The World of Tomorrow: Technological Change and Market Development
Technological change refers to the ways in which physical objects, practices, and knowledge develop over time. Marketing and consumer research understand technological change and its impact on market structures as processes of diffusion. These processes follow predictable patterns in which innovative technologies with objectively superior capabilities or performance are more likely to diffuse, displacing existing technologies. While this progression from the past to the present remains central in most theories linking technological change and marketplace structures, the role of the future remains under-examined. Recent empirical work in market and consumer research emphasizes the role of the future on how individuals think and act in the present, suggesting that interpretations of the future play an important role in the relationship between technology and marketplace structures. Drawing on the sociological theory of Castoriadis, this thesis examines cultural narratives of future-oriented social imaginaries surrounding a given technology and how these imaginaries come to shape current marketplace activity. Through an ethnographically-informed longitudinal study (2012-2018) of the emerging markets for 3D printing hardware, software, and services, I find market actors making sense of 3D printing through four distinct future-oriented social imaginaries linked with hybrid market mythologies. Rather than only superior technology diffusing through the marketplace, the findings reveal the diffusion of future-oriented social imaginaries, and how this diffusion relates to the ongoing development of market arrangements.
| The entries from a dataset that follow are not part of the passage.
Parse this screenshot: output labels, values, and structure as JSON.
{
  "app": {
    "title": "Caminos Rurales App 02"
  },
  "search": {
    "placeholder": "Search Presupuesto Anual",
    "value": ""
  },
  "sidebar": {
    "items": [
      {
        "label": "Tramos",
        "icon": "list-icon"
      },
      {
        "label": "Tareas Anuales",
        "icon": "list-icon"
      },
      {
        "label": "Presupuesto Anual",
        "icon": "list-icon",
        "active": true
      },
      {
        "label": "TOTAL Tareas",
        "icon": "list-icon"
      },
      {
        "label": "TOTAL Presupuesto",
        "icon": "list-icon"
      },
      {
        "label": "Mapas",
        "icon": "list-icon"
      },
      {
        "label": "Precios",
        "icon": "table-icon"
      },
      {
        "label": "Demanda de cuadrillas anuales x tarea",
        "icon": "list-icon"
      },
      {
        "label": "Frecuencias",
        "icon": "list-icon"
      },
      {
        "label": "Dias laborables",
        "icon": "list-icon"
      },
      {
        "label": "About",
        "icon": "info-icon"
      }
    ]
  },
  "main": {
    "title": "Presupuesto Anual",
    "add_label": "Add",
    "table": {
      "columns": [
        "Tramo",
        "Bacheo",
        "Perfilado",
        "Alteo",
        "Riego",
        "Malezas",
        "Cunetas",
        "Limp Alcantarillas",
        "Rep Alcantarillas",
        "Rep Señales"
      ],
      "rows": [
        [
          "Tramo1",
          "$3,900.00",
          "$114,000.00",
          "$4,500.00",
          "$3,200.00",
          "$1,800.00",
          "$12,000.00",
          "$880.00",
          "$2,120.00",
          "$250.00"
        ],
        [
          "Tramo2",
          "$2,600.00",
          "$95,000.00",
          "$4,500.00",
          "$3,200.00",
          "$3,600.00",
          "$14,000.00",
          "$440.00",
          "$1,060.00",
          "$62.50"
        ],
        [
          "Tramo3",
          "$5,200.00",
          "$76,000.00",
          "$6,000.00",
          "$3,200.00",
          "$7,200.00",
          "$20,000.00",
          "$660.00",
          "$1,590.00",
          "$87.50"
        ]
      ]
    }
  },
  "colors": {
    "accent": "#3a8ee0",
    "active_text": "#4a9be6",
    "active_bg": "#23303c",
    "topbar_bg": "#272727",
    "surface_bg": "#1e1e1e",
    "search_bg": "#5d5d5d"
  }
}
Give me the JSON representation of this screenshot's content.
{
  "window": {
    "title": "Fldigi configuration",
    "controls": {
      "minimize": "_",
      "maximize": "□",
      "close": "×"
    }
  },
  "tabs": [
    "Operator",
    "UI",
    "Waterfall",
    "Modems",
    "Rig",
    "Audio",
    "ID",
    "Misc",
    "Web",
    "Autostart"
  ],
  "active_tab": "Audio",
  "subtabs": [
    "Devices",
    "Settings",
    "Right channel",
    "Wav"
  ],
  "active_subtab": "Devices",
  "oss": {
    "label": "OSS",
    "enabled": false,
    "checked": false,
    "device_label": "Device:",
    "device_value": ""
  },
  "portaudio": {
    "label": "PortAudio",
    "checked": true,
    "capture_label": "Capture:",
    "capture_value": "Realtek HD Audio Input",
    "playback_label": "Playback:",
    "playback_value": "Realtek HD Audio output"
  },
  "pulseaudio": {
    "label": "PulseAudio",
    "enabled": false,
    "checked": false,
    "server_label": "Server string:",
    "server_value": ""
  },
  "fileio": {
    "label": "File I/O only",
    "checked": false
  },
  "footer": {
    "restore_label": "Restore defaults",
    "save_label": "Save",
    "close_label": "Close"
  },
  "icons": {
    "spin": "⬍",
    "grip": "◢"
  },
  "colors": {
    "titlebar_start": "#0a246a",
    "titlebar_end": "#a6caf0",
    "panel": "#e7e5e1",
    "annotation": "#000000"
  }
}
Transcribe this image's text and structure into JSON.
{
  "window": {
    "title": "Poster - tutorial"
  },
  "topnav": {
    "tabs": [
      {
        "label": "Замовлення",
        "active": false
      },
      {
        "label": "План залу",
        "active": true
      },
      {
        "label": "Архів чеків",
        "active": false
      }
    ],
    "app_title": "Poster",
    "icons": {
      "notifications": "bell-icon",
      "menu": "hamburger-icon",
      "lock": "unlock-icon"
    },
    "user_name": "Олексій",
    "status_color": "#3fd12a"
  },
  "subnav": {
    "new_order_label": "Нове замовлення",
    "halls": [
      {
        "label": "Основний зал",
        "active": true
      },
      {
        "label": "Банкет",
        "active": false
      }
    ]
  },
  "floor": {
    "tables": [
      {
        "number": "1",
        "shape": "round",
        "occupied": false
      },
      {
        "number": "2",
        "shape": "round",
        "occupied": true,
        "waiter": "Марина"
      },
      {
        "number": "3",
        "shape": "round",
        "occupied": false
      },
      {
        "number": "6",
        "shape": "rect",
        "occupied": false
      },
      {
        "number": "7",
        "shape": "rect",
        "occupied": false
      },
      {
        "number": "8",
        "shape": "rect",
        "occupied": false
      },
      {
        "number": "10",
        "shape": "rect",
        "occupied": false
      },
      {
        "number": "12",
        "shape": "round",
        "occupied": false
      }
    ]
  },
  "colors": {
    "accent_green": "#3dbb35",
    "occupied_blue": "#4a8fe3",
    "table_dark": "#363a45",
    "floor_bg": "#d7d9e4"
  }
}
I discuss the implications of these findings for studies of market systems, diffusion of innovations, and unintended market change.